    This interview was talked about on many news networks around the country. I saw it on CNN first and then on our local news stations. I read it in a few news papers as well.

    Wed, 01/22/2014 - 6:16pm Permalink
    sicntired (not verified)

    This from a heavy ganja user who slid all the way into the Presidency of the USA?What kind of message is that?Obama would do us all a big favor if he just stopped talking about this subject,altogether.Every time he does he is hypocritical and usually does exactly the opposite in policy.Enough is too much.

    Mon, 01/20/2014 - 11:38pm Permalink
    Denis the tec (not verified)

    how can you compare cannabis .to meth and cocaine .marijuana dos not rot your teeth or have any phsical harmful afect so shit or get off the pot.





    Tue, 01/21/2014 - 1:11am Permalink
    kathleen chippi (not verified)

    5 years in and Obama has prosecuted 4 times the number of medical
    marijuana caregivers and patients acting as dispensary owners as bush
    jr. and now he's the one throwing around the word hypocrite? Obama
    continues to be one of those LEADING hypocrites until he signs some
    MANDATORY EXECUTIVE ORDERS to correct his cannabis hypocrisy :

    1. REMOVE CANNABIS (THC and ALL cannabaniods) from schedule!
    4. STOP EXCLUDING PEOPLE from receiving lifesaving organs from the ORGAN DONATION PROGRAM.

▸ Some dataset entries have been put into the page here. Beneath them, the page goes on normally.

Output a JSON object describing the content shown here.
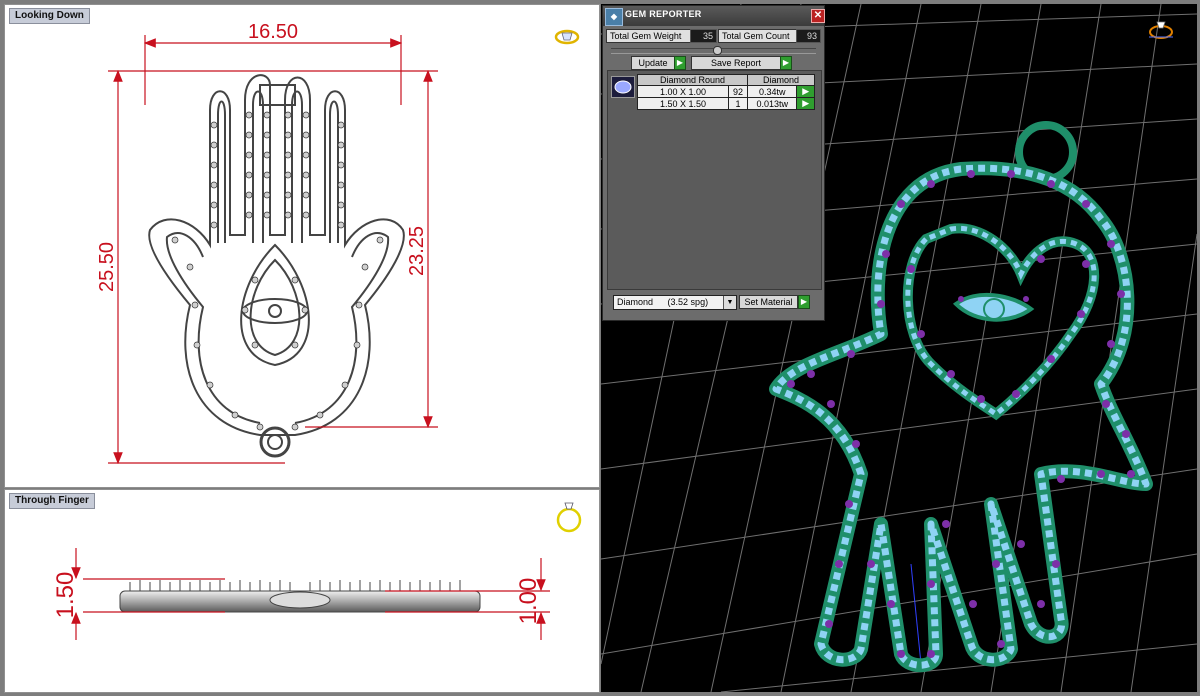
{
  "viewports": {
    "top": {
      "title": "Looking Down"
    },
    "front": {
      "title": "Through Finger"
    }
  },
  "dimensions": {
    "width": "16.50",
    "height_total": "25.50",
    "height_inner": "23.25",
    "thickness_left": "1.50",
    "thickness_right": "1.00"
  },
  "gem_reporter": {
    "title": "GEM REPORTER",
    "total_gem_weight_label": "Total Gem Weight",
    "total_gem_weight_value": "35",
    "total_gem_count_label": "Total Gem Count",
    "total_gem_count_value": "93",
    "update_label": "Update",
    "save_report_label": "Save Report",
    "table": {
      "header_cut": "Diamond Round",
      "header_material": "Diamond",
      "rows": [
        {
          "size": "1.00 X 1.00",
          "count": "92",
          "weight": "0.34tw"
        },
        {
          "size": "1.50 X 1.50",
          "count": "1",
          "weight": "0.013tw"
        }
      ]
    },
    "material_select": "Diamond",
    "material_spg": "(3.52 spg)",
    "set_material_label": "Set Material",
    "close_glyph": "✕",
    "go_glyph": "▶"
  },
  "colors": {
    "dimension": "#c8101e",
    "metal": "#1f8f6a",
    "gem": "#8fd3f4",
    "prong": "#7d2fa8",
    "grid": "#6f6f6f",
    "viewport_icon": "#e0b400"
  },
  "icons": [
    "ring-gem-icon",
    "ring-through-finger-icon",
    "ring-perspective-icon",
    "gem-thumbnail-icon",
    "reporter-logo-icon",
    "close-icon"
  ]
}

    Until these transgressions on the American people are corrected--Obama is still a HYPOCRITE to be SHAMED!

    Tue, 01/21/2014 - 7:32am Permalink
    Stev Bach (not verified)

    One of the biggest problems of Prohibition is that it not prevents the usage of any drug, but only increases the risks for users.
    In my opinion, cannabis is relatively harmless and can be legalized without further notice.
    Methamphetamine has pharmaceutical benefits (ADHD, Chronic fatigue) and should be regulated by prescription.
    As for cocaine, it would make sense to legalize the use of Coca (as tea or traditional Coca chew) and Cocaine should be also regulated by presription.
    Opiates are clearly medical agents (analgesic) and should also regulated by prescription.
    The same is with LSD-25, Psilocybin and MDMA (LSD & Psilocybin-Assisted Therapy for Anxiety, MDMA-Assisted Psychotherapy in the Treatment of PTSD).
    In itself, it is wrong to deny people the medication, which would help them.


    PS: If a person gets addicted to any kind of drug (such thing can happen), then this person simply needs help in form of a therapy.

    Tue, 01/21/2014 - 8:58am Permalink
    the virgin terry (not verified)

    obama: 'Legalizing marijuana could open the door to talk about legalizing other drugs'

    i see. first marijuana was defamed as a 'gateway drug' leading to 'harder drugs'. now it's legalization is being defamed as a gateway to legalization of 'harder drugs'.  (sigh)

    drug warriors: can't live with 'em, can't get rid of them.

    what's needed is a war on dogmas. without dogmatic intransigence, there can be no 'war on drugs'. there is no rationale for it, no science behind it. only dogmatic intransigence. dogged ignorance, bigotry, and corruption.

    Thu, 01/23/2014 - 10:13pm Permalink

    Add new comment

    The content of this field is kept private and will not be shown publicly.
    This site is protected by reCAPTCHA and the Google Privacy Policy and Terms of Service apply.